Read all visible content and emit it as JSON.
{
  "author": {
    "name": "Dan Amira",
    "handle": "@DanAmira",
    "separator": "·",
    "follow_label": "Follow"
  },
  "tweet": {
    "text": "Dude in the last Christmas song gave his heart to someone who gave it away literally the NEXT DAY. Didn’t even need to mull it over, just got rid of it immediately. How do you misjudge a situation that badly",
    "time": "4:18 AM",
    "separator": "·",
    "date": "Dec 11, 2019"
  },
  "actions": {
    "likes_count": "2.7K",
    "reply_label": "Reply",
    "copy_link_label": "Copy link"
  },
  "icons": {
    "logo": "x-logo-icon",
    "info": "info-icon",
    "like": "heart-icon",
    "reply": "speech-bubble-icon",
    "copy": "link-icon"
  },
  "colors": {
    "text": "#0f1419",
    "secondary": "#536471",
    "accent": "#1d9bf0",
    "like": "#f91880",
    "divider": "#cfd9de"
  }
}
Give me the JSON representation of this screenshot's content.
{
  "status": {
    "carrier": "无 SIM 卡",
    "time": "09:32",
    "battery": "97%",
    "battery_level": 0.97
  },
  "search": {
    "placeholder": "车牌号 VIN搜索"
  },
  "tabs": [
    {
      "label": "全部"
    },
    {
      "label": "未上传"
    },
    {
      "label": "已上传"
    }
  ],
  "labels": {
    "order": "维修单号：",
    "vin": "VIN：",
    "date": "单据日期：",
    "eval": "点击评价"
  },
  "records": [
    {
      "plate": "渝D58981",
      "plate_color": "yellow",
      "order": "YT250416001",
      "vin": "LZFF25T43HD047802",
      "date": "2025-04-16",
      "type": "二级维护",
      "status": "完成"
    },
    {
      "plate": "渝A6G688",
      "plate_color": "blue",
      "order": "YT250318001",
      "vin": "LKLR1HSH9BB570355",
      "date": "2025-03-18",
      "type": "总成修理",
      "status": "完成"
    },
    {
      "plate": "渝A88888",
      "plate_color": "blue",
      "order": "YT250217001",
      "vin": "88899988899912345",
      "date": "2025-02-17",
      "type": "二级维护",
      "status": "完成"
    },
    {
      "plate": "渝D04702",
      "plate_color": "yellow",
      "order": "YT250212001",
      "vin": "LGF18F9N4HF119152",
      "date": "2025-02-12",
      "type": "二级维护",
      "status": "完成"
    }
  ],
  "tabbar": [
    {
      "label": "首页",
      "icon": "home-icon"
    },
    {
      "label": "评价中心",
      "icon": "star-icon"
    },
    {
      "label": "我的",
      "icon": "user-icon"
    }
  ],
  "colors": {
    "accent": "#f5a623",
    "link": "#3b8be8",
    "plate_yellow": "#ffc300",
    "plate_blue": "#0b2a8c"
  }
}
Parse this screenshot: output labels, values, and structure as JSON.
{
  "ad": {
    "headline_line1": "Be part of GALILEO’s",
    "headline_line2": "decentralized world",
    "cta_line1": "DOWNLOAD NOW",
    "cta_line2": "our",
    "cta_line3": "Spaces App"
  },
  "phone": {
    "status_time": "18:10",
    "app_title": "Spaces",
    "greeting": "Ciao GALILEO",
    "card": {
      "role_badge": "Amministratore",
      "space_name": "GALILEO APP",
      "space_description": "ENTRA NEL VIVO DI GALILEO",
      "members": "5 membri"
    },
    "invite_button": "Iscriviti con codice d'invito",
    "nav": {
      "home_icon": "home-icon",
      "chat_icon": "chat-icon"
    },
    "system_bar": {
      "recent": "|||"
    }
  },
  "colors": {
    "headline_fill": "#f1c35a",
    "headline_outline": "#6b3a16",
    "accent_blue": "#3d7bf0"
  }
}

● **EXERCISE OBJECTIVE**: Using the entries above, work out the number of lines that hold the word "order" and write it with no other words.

● **ANSWER BELOW**: 5